Giant mineral resources group is set up in Xiongan in long-awaited move to give China bigger say in iron ore pricing
Long-awaited move to give China bigger say in iron ore pricing: experts
Published: Jul 19, 2022 10:05 PM
Imported iron ore is unloaded at a port in Suzhou, East China's Jiangsu Province on February 21, 2022. Photo: VCG

Imported iron ore is unloaded at a port in Suzhou, East China's Jiangsu Province on February 21, 2022. Photo: VCG

A giant mineral resources group was set up in Xiongan New Area, North China's Hebei Province on Tuesday, in a long-awaited move that would give China a bigger say in iron ore pricing.

China Mineral Resources Group, with a registered capital of 20 billion yuan ($2.97 billion), will engage in exploration of mineral resources, ore mining, the import and export of minerals, as well as supply chain management services, investment activities and asset management services, according to Chinese business data platform Tianyancha.

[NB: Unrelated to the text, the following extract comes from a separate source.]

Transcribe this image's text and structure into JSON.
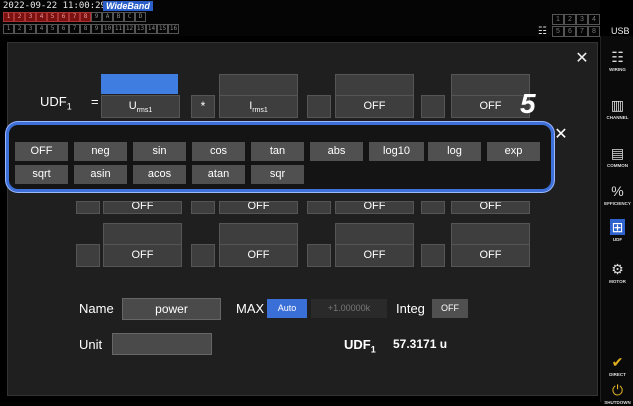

The new mineral giant's legal representative is Yao Lin, per Tianyancha, who has the same name as the chairman of Aluminum Corp of China (Chinalco).

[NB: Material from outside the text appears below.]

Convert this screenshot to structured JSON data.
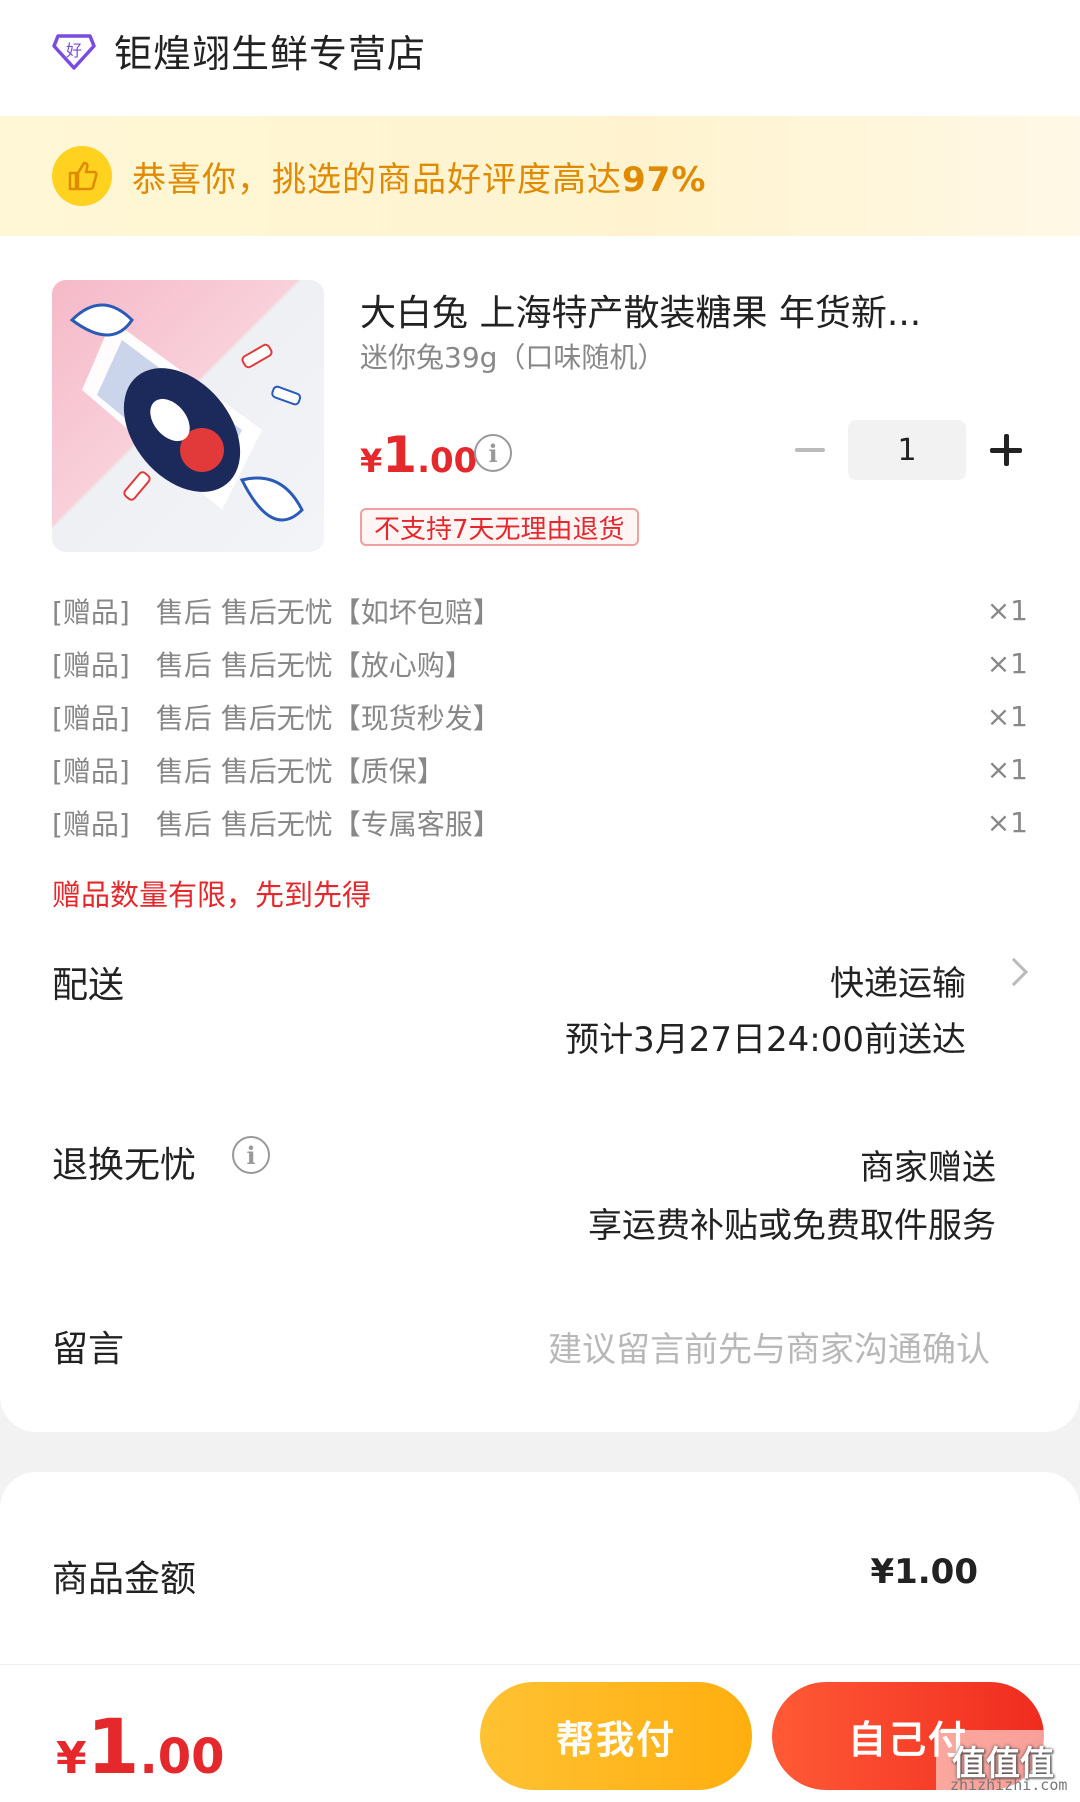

Yao is still shown to be Chinalco's chairman, according to the official website of the centrally administered state giant on Tuesday. The former chairman of Ansteel Group, a state steelmaker based in Anshan, Northeast China's Liaoning Province, was appointed as Chinalco chairman in October 2019. 

Yao, aged 57, reportedly left his role at Chinalco on July 12, paving the way for his new appointment, media reports said.

The giant's launch confirmed a long-rumored move to create a centrally administered state giant to have a bigger say in ore pricing by leveraging China's strength as the world's largest consumer of iron ore, the Global Times learned. 

Yao assumed the role as chairman of the new mineral group, as the dust settles after months of speculation about the establishment of a Chinese iron ore group, Wang Guoqing, research director at Beijing Lange Steel Information Research Center, told the Global Times on Tuesday.

One day prior to the Tuesday launch, Chinese financial news site revealed that a new state firm that integrates some of the country's state-owned iron mining with overseas ore assets was in the works. The firm was designed to be a platform to put together some domestic iron ore demand in a market-oriented manner, according to

Preparation for the new mining group dated back to mid-2020, the report said, with Yao nominated as the head of the preparatory team in the second half of 2021. The purchasing needs of state giants including China Baowu Steel Group, Ansteel, China Minmetals and Shougang Group would be included in the purview of the new behemoth, said. 

 "China is looking to set up an iron ore purchasing group by the end of 2022 and build distribution centers at ports, as domestic industry players seek more bargaining power in iron ore trade negotiations and supply security," according to a post on the website of S&P Global in late June, citing industry sources.

During last year's annual two sessions, He Wenbo, executive chairman of the China Iron and Steel Association (CISA), suggested that the establishment of a national iron ore resources development group would coordinate overseas resources, and steadily push for the development and utilization of foreign resources, to ensure supplies. 

The new behemoth is seen as game-changing for China's steelmaking, which is famed for its huge size that's also out of proportion to its bargaining power in the world.

The industrial concentration of China's steel sector is weak. The crude steel output of China's top 10 steel-makers accounts for only 43 percent of the country's total output, while the four major foreign miners hold more than half of the world's iron ore resources, Wang said.

China gets 64.7 percent of its iron ore from imports, China Merchants Securities disclosed in a research report in April.

According to Wang, as the centralized procurement of the new state-owned firm can reduce costs, domestic iron ore enterprises will enjoy a better development environment, and they will play a complementary or partial replacement role for foreign companies.

"The new firm can integrate domestic demand and enhance the nation's voice in iron ore market procurement," Wang noted.

Global steel consumption has the potential to grow in the near future. China, as a major steel producer and consumer, as well as the largest importer of iron ore, should have "enough say" on the supply and market pricing of iron ore, Wu Chenhui, an independent industry analyst, told the Global Times on Tuesday.